→ PROBLEM STATEMENT: The result should be every line of the listing that holds the word "tools".

→ INFORMATION GIVEN:
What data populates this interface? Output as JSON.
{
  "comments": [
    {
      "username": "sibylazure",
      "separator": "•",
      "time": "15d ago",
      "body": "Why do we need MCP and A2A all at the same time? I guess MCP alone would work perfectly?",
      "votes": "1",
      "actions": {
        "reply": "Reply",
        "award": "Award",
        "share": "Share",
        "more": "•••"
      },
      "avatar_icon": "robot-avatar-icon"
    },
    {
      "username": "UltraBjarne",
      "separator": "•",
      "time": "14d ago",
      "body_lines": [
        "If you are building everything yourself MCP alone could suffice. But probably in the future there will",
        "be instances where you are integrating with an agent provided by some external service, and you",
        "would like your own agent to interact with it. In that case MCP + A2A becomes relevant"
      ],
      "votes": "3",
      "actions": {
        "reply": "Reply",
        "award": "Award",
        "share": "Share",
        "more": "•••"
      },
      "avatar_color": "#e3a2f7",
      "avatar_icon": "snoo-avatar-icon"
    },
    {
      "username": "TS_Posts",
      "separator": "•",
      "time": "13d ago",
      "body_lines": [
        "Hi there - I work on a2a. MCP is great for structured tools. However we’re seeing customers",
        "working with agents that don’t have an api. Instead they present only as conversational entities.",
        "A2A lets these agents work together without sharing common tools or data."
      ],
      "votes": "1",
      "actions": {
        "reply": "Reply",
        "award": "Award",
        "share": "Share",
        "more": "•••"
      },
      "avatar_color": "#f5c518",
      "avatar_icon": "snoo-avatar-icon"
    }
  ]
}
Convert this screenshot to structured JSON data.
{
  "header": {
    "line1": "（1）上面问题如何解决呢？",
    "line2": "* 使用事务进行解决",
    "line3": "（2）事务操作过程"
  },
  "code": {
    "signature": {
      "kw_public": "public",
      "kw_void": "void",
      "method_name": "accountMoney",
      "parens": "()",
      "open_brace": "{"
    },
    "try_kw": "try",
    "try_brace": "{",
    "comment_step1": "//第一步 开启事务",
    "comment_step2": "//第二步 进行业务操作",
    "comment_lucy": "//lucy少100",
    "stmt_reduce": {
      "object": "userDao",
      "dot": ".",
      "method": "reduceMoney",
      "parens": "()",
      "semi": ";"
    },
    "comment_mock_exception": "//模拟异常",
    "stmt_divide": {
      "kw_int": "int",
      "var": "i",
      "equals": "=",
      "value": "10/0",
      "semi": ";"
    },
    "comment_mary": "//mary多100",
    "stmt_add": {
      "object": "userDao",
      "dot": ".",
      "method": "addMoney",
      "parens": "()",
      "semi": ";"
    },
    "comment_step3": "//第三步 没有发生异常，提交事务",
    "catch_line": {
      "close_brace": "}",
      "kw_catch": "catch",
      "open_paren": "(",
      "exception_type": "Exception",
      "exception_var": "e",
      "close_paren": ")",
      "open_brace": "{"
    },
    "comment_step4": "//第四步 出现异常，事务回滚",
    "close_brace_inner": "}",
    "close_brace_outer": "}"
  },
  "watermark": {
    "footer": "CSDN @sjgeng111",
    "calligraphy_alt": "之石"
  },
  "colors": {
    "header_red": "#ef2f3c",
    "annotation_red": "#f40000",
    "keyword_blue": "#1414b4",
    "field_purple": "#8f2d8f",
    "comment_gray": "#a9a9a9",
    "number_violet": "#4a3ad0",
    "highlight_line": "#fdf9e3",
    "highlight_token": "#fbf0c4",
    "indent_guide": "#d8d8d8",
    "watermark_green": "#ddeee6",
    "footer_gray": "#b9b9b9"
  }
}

→ RESPONSE FOR THIS EXERCISE:
        "Hi there - I work on a2a. MCP is great for structured tools. However we’re seeing customers",
        "A2A lets these agents work together without sharing common tools or data."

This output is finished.